DIRECTIONS: In the records that follow, find each line containing "Processar" and copy it.

____ RECORDS PROVIDED

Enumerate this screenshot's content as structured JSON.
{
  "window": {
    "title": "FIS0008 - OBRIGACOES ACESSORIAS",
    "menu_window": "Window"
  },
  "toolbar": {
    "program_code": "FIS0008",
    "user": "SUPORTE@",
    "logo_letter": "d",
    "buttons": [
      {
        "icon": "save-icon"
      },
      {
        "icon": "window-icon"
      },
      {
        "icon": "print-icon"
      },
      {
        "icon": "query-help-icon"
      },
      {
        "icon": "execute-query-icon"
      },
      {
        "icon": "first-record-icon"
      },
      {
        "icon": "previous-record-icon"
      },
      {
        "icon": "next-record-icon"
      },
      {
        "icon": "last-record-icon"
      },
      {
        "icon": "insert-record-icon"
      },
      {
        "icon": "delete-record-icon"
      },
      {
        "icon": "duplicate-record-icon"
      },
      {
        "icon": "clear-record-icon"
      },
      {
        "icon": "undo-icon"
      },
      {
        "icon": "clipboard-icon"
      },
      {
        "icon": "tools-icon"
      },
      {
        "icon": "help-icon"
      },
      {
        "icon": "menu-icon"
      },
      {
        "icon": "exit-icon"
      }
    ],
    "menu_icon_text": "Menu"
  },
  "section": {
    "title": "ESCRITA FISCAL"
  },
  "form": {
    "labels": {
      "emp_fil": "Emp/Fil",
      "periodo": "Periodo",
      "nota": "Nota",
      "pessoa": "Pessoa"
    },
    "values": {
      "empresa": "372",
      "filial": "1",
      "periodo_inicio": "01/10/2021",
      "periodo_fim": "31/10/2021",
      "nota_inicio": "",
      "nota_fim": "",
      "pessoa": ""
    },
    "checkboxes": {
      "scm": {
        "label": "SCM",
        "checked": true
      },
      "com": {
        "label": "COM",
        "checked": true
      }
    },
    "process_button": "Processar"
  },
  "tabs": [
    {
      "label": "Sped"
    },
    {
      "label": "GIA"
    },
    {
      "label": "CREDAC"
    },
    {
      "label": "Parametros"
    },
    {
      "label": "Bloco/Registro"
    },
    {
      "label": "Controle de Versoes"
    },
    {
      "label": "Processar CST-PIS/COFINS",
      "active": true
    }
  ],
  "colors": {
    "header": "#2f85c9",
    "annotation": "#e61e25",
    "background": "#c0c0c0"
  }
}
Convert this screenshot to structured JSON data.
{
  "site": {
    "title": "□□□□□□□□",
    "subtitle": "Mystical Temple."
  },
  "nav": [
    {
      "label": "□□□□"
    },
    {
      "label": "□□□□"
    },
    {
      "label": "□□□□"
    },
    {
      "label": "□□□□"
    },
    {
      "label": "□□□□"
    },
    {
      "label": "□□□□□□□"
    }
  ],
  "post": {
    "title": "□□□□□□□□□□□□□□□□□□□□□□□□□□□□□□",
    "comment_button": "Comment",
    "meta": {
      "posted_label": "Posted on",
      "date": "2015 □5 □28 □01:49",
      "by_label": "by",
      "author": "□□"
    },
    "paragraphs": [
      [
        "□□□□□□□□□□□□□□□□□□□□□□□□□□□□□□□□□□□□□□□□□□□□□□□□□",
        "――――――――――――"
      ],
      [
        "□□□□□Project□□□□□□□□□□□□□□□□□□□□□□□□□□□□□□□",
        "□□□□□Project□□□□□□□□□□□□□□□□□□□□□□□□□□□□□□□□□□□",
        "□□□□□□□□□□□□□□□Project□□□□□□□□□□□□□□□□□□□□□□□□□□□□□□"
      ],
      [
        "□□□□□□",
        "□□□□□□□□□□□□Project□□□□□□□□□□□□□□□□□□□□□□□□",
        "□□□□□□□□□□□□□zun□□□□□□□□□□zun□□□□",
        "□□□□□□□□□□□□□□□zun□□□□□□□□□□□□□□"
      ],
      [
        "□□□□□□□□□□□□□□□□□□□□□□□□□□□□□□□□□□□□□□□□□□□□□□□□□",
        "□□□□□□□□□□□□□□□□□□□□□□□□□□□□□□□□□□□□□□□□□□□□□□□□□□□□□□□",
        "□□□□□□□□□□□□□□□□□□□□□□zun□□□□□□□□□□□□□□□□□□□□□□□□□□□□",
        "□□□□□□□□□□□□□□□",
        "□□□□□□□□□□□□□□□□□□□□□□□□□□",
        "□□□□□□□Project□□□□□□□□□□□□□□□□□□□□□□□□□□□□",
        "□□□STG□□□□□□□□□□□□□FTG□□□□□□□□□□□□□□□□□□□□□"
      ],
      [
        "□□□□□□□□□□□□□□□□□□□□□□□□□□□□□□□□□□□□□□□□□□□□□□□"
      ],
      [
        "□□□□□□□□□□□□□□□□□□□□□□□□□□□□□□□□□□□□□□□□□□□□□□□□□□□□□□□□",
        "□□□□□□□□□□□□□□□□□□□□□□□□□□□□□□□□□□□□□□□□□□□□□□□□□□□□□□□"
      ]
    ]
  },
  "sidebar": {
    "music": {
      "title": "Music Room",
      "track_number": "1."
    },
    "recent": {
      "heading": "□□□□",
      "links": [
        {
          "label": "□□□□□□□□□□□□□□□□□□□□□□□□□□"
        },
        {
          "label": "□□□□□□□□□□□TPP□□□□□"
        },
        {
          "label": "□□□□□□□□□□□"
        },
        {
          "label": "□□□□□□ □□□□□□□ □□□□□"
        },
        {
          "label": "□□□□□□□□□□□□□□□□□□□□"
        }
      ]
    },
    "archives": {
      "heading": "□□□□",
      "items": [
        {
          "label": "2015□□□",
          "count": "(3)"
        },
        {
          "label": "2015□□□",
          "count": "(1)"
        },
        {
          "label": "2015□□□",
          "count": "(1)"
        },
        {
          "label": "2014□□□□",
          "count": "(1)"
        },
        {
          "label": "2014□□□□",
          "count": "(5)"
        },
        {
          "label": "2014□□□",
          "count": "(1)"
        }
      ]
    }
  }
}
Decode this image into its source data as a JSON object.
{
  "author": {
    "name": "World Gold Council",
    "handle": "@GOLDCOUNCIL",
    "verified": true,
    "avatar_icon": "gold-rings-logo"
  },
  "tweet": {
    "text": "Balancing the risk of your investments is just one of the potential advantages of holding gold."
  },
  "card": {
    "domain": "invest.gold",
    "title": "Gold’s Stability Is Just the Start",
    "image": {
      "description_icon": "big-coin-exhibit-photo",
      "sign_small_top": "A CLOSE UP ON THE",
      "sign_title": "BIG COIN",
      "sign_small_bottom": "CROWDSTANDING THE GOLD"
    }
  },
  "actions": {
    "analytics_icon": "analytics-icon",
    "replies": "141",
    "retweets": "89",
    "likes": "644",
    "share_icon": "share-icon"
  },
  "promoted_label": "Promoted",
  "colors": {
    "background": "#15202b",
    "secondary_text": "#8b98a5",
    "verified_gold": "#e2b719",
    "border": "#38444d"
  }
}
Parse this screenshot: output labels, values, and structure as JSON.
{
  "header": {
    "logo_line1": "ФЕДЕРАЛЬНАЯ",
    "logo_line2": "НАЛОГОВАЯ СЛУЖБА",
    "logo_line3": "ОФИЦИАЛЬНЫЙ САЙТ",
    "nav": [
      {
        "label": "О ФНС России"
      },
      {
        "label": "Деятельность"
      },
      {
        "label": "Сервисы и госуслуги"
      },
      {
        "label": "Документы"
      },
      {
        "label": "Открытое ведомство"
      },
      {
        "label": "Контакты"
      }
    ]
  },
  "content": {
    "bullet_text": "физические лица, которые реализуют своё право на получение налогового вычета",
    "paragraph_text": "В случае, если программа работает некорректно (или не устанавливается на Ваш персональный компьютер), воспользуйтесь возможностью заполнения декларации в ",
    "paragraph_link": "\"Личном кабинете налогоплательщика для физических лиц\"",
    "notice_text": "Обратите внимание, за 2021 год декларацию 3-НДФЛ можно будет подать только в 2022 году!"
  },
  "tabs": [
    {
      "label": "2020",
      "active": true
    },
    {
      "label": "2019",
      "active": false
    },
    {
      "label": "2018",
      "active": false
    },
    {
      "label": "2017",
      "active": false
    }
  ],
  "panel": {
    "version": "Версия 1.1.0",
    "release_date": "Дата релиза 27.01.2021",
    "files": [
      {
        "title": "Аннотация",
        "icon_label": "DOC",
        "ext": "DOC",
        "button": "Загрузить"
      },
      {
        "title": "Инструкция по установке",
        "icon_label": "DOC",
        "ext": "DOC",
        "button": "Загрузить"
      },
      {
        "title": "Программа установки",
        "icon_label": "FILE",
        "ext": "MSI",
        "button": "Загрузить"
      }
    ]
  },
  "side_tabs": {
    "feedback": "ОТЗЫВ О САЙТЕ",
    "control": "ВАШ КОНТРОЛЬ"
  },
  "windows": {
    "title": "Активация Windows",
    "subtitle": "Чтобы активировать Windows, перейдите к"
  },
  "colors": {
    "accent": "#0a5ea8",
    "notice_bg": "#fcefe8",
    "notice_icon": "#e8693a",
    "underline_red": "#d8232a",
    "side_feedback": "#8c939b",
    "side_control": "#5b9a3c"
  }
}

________

SOLUTION FOR THIS PROBLEM:
    "process_button": "Processar"
      "label": "Processar CST-PIS/COFINS",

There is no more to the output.